[REQUIRED ACTION]
Using the records below, locate all lines containing "Queensland" and return them.

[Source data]
⁂

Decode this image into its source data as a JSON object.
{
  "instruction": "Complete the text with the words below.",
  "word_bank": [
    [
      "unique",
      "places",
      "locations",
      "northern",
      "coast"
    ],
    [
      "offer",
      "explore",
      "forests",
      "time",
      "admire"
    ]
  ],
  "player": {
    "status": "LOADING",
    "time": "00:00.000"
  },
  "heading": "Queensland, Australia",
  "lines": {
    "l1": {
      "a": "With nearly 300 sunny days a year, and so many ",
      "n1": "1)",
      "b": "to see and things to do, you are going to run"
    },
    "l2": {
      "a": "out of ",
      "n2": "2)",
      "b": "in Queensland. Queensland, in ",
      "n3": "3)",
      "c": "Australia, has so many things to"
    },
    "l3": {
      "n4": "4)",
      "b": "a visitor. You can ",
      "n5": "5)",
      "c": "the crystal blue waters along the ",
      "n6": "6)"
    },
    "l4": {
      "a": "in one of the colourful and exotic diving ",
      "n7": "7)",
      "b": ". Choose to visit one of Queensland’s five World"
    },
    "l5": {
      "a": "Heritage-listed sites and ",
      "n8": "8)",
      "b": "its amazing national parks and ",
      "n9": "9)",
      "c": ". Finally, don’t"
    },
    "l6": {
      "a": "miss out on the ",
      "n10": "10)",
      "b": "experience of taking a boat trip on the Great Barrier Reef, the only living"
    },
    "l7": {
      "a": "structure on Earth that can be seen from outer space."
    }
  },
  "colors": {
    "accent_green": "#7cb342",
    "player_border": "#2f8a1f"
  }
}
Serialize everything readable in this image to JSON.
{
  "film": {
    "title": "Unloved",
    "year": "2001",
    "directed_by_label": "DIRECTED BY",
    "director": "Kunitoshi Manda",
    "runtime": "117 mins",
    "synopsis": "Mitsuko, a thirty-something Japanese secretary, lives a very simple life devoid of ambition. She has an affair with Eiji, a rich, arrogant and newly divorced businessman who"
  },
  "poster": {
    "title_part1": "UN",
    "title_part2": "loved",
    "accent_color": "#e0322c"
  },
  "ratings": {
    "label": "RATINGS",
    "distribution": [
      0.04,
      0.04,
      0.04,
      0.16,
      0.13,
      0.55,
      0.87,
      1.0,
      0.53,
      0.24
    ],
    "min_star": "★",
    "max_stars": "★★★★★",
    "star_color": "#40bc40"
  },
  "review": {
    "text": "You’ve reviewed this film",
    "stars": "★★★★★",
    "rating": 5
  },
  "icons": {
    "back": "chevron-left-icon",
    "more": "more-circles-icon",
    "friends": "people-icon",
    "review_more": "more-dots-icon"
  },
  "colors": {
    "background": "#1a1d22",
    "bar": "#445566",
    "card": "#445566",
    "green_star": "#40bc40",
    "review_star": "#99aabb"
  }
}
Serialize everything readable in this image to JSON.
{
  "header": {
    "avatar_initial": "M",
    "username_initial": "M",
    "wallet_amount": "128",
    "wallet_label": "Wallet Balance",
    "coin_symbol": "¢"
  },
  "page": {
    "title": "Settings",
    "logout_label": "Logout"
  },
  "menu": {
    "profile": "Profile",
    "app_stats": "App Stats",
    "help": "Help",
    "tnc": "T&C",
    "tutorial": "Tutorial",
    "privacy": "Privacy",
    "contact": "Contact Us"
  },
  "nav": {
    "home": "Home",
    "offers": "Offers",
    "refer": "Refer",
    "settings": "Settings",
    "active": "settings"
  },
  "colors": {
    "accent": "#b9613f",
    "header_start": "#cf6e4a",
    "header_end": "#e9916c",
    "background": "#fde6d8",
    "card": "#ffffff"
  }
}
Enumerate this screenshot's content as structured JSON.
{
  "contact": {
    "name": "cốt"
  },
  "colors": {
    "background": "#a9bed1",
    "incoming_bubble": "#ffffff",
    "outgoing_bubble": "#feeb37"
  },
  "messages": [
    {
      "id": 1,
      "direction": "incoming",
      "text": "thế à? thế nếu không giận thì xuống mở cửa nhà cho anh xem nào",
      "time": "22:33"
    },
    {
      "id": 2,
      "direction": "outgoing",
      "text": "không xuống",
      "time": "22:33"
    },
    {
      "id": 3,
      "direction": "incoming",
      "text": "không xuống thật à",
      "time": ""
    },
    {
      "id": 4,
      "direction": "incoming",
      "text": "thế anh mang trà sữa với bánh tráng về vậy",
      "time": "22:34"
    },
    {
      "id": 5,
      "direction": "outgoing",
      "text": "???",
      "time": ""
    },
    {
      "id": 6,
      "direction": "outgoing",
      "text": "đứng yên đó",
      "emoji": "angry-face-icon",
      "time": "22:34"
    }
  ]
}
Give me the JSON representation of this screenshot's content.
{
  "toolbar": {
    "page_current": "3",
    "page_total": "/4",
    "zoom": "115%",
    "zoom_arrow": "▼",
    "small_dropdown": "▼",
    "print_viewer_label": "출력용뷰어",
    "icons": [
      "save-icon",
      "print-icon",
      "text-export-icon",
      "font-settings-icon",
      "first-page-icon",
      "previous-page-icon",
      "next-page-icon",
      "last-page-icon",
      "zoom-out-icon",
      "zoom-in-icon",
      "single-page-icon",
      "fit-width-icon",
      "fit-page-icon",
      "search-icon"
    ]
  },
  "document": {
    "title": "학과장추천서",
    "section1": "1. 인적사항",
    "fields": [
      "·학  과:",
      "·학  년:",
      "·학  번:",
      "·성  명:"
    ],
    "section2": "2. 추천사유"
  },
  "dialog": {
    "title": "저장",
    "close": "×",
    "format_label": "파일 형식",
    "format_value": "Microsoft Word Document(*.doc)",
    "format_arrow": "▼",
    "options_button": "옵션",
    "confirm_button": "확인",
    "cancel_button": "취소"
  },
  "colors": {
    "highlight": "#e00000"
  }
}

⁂

[TASK ANSWER]
  "heading": "Queensland, Australia",
      "b": "in Queensland. Queensland, in ",
      "b": ". Choose to visit one of Queensland’s five World"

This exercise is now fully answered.